# Work order:
All that is needed is each line of the entries holding the word "inline", copied as it stands.
Supplied records: Begin
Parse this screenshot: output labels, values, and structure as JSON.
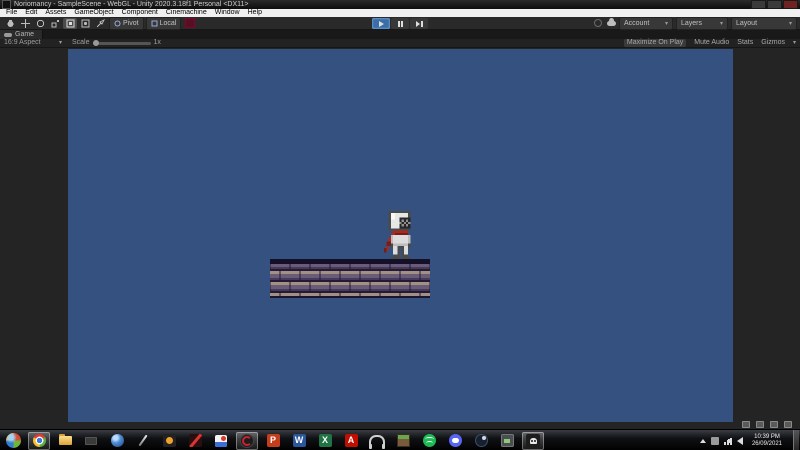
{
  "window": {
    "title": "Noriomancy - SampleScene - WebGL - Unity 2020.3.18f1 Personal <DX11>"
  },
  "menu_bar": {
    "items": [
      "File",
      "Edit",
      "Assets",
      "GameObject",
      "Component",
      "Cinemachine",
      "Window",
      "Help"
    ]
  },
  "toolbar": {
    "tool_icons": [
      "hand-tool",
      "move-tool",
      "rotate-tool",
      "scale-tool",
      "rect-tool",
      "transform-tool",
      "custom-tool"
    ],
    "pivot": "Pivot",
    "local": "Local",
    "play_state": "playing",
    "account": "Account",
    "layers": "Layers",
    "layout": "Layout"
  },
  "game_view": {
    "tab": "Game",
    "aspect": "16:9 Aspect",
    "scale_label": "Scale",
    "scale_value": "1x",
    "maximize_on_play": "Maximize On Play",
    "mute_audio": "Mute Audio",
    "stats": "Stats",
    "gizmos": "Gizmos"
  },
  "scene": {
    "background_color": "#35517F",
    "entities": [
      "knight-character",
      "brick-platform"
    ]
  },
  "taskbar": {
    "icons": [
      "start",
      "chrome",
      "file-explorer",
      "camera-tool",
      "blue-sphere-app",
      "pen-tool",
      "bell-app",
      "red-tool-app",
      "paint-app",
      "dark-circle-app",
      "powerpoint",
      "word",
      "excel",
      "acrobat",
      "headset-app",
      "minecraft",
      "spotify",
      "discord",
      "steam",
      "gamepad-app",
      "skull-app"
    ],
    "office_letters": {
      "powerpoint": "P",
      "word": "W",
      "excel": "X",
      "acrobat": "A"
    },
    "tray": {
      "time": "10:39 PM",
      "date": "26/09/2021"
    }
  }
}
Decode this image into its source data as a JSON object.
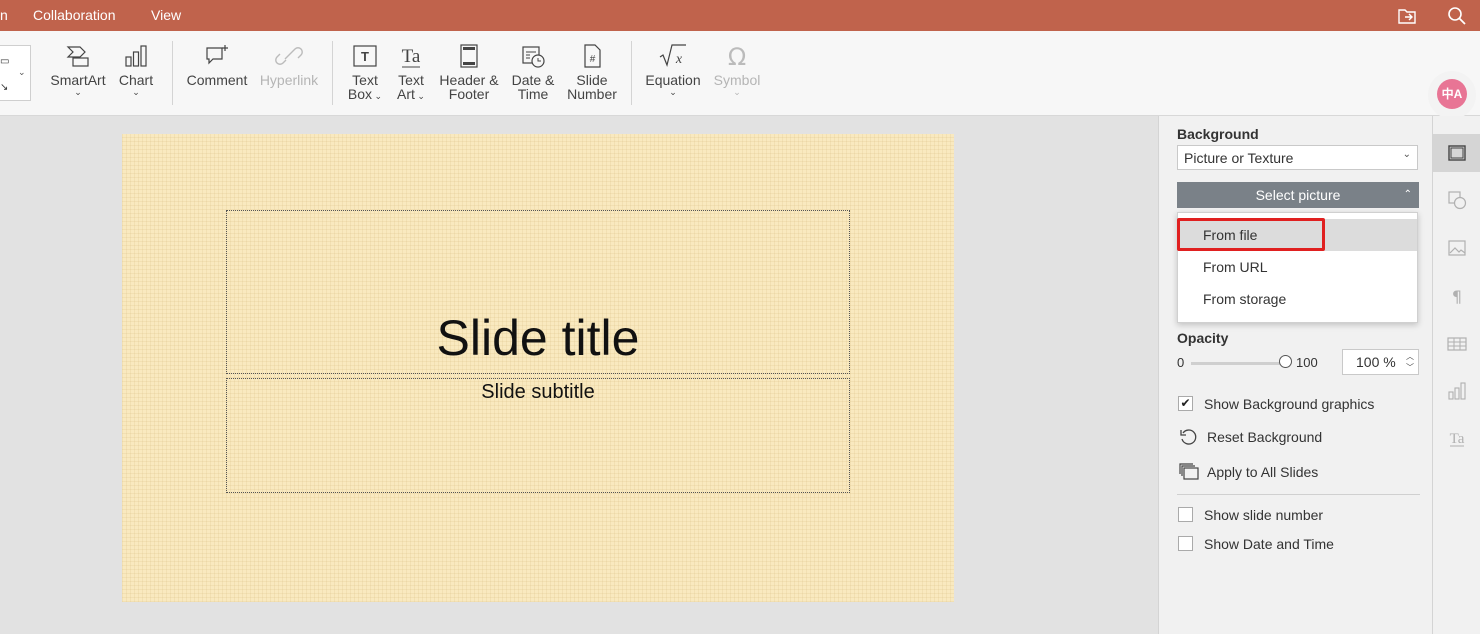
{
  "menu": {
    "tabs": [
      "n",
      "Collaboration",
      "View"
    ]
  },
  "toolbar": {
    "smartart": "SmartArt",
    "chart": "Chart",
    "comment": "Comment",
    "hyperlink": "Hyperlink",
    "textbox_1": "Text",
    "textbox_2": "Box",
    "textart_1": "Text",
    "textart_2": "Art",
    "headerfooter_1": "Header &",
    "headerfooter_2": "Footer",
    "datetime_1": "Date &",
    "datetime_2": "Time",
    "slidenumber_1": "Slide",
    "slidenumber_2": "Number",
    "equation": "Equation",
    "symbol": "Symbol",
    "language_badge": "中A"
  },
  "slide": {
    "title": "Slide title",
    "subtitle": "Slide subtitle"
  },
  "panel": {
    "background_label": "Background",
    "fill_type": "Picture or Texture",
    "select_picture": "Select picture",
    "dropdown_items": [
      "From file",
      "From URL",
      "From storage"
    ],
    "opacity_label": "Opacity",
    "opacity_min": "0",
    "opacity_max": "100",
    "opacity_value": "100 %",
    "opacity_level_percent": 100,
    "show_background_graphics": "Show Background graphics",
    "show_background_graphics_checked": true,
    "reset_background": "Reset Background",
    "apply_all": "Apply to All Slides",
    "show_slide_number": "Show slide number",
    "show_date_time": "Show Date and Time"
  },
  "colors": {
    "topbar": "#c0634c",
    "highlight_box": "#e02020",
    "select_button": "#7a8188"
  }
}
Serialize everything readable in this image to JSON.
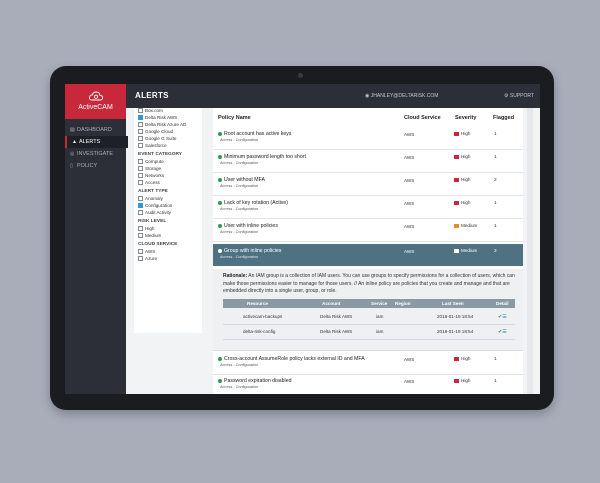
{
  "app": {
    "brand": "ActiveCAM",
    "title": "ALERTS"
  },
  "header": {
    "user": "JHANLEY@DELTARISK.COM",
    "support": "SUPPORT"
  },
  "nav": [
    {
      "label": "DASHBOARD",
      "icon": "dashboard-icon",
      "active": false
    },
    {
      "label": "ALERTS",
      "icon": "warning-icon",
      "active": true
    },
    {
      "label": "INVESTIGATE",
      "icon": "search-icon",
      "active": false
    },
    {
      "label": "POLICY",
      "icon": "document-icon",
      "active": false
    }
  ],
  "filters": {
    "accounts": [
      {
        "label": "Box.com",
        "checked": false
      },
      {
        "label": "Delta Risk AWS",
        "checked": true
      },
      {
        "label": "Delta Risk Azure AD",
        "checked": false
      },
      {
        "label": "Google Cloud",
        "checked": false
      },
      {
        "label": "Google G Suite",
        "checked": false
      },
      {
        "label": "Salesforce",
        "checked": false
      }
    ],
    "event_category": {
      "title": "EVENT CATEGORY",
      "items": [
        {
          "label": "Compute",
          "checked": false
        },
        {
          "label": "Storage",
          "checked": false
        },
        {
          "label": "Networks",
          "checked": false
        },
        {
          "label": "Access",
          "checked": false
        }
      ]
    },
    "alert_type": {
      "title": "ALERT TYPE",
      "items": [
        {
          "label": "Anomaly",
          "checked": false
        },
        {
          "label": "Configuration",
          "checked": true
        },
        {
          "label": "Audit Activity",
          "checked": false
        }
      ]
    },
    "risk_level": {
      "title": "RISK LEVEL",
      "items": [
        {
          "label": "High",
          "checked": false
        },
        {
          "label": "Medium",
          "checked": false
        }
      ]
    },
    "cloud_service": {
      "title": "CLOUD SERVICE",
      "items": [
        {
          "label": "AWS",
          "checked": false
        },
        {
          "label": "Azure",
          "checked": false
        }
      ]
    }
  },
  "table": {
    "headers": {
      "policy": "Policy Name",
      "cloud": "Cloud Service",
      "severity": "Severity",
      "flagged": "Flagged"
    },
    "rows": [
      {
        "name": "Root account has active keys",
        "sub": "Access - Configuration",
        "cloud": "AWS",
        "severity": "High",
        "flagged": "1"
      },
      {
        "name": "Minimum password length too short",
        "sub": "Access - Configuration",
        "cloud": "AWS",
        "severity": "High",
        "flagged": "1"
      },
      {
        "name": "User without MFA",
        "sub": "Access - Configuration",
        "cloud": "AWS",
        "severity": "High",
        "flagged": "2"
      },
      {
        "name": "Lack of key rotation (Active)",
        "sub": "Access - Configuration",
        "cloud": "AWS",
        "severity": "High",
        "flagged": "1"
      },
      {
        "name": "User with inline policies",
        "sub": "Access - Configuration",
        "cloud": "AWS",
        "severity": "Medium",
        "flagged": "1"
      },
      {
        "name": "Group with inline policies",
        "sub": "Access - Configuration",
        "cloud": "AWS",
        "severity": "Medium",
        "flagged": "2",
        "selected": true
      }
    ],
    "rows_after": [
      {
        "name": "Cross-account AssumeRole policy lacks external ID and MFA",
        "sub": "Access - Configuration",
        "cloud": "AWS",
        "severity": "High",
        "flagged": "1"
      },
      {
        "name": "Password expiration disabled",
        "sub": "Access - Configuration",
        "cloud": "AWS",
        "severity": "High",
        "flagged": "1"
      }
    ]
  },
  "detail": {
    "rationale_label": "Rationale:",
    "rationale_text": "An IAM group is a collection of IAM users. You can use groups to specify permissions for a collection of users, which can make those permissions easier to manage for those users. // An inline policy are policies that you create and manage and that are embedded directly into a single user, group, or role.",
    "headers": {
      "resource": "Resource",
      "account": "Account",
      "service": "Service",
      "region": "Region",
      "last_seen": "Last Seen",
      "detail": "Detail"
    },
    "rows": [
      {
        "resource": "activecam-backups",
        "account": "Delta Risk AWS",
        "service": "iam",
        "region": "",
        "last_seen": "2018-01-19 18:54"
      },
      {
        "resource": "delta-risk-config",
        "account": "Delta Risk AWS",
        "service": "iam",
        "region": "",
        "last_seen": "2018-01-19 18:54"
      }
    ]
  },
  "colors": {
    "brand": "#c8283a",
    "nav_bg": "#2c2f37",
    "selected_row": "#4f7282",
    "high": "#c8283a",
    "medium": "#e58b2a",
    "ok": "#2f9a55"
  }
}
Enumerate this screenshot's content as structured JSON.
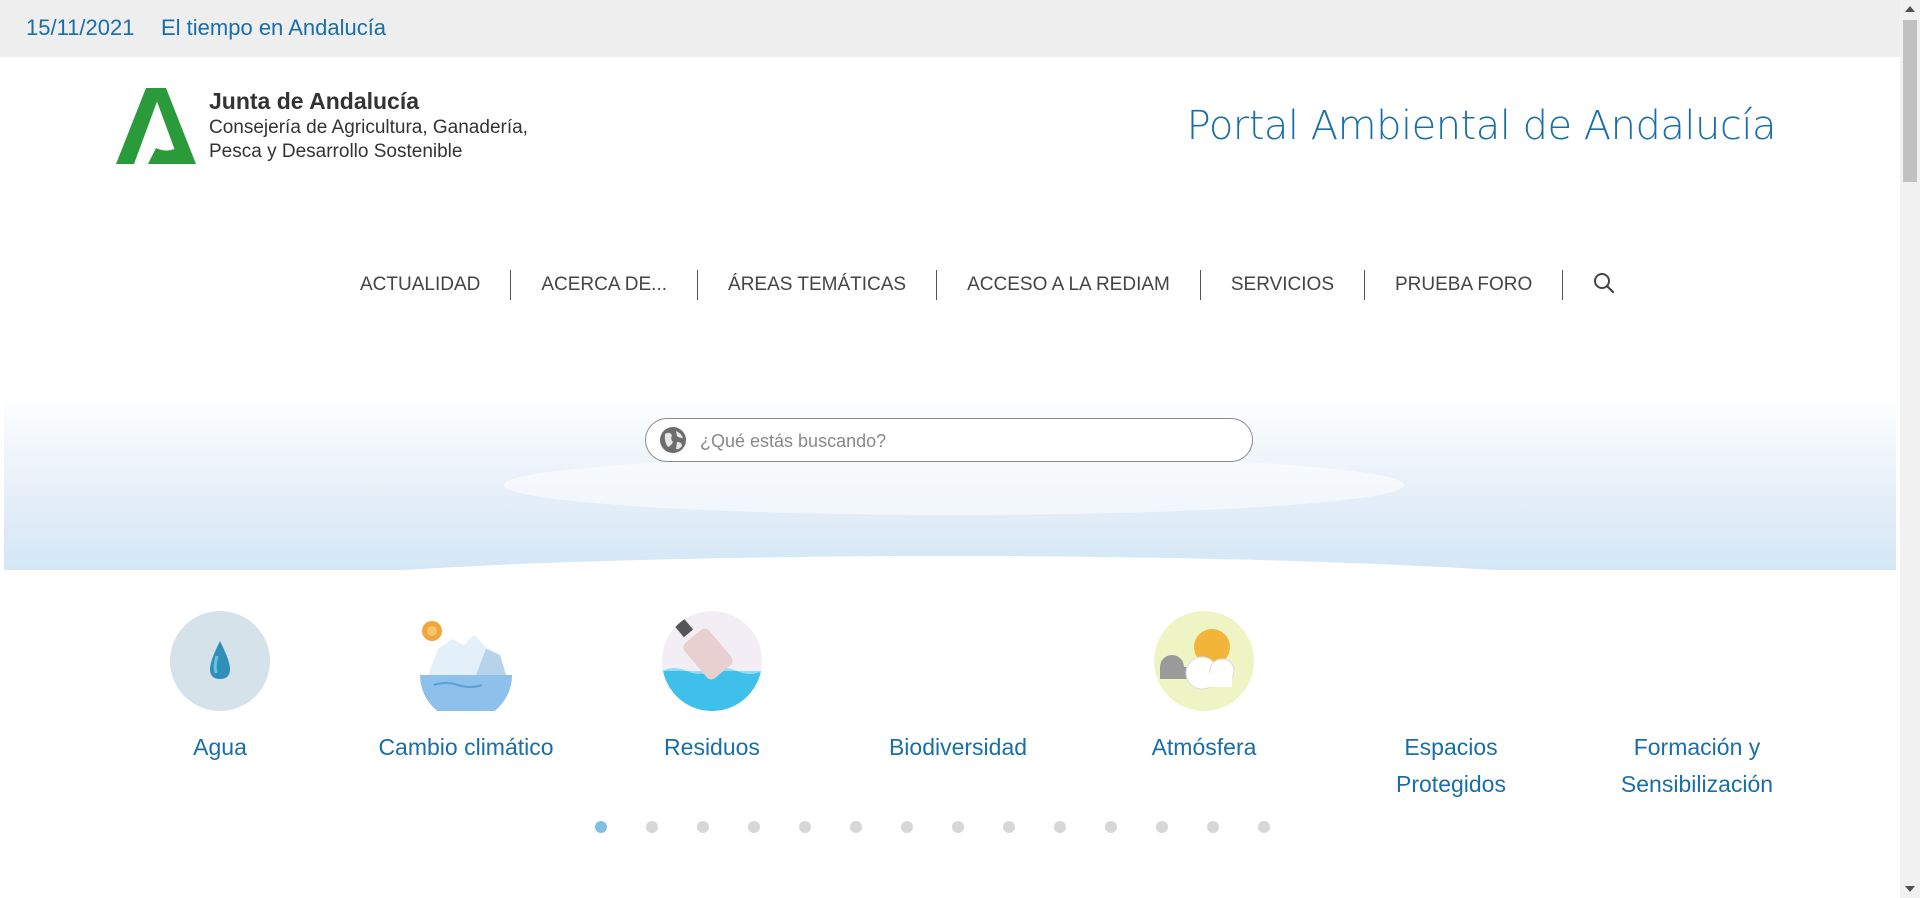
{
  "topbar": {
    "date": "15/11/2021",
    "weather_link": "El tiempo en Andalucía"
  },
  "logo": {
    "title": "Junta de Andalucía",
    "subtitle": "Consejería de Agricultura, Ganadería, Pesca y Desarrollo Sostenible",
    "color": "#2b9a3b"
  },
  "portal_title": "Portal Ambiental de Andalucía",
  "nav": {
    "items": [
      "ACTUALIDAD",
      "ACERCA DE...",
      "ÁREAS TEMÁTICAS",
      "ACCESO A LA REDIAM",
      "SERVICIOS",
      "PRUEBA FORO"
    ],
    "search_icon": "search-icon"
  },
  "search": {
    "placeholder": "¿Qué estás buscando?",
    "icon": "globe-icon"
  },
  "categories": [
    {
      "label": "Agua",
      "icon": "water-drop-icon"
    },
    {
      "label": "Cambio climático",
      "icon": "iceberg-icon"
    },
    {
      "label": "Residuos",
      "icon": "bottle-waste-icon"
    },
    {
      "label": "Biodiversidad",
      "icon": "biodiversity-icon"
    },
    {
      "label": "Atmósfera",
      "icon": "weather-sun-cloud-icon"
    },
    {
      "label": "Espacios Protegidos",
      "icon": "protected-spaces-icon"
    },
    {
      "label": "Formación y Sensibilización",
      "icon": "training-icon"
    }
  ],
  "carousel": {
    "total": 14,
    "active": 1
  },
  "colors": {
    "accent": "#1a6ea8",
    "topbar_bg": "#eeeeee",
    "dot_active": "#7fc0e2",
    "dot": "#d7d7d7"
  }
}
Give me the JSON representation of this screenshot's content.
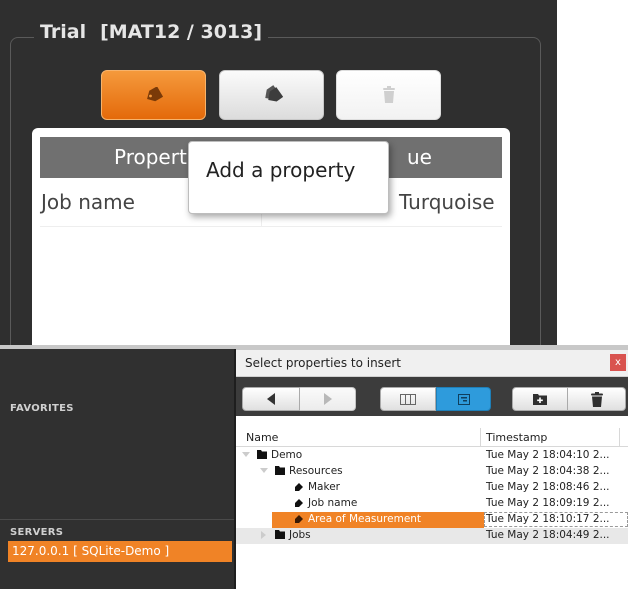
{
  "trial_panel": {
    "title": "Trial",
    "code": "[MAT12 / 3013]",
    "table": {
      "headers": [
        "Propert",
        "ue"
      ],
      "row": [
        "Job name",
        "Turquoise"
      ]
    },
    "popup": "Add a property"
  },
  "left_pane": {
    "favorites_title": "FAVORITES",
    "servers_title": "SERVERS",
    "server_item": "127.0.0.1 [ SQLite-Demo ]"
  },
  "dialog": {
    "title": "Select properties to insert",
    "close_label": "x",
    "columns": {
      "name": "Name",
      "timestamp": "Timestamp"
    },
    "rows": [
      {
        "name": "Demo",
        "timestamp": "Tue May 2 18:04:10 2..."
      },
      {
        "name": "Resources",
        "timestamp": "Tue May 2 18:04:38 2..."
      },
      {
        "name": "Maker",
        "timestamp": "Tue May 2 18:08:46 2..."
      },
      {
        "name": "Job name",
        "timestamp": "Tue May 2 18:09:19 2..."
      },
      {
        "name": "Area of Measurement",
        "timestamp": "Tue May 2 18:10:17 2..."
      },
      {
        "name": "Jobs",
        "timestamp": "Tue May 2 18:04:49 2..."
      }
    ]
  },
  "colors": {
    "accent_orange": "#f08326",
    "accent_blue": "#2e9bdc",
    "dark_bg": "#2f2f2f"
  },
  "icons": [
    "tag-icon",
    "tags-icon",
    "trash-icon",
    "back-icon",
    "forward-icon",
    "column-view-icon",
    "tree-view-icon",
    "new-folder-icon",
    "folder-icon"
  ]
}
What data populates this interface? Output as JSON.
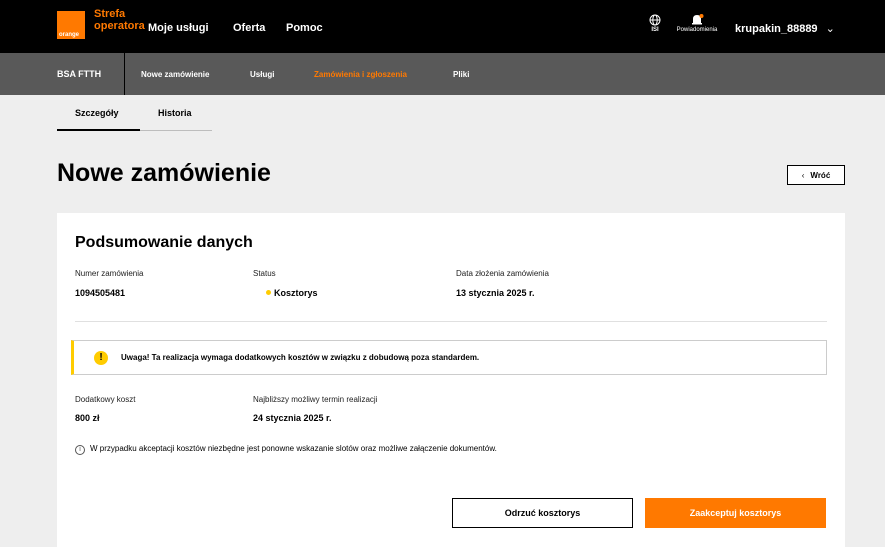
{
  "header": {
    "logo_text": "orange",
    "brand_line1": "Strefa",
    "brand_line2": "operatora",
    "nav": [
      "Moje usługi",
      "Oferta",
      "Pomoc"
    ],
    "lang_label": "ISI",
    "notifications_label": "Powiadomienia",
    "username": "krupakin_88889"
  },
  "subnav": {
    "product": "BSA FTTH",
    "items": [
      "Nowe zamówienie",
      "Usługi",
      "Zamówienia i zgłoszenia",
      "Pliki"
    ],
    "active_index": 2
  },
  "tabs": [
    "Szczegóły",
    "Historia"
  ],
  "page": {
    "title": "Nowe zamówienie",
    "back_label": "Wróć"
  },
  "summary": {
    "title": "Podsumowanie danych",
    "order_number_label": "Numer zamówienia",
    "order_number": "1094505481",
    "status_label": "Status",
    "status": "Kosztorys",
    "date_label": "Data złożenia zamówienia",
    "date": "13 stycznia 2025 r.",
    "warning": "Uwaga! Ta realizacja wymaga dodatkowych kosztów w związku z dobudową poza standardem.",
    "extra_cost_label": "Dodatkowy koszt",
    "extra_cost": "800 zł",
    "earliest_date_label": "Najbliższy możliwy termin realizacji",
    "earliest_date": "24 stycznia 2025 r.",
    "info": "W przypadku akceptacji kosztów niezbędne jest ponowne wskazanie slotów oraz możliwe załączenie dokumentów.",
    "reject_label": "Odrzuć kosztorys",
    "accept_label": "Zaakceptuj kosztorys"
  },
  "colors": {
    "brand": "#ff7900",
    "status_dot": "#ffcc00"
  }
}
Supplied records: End
# Solved problem:
        "name": "User with inline policies",
        "name": "Group with inline policies",
    "rationale_text": "An IAM group is a collection of IAM users. You can use groups to specify permissions for a collection of users, which can make those permissions easier to manage for those users. // An inline policy are policies that you create and manage and that are embedded directly into a single user, group, or role.",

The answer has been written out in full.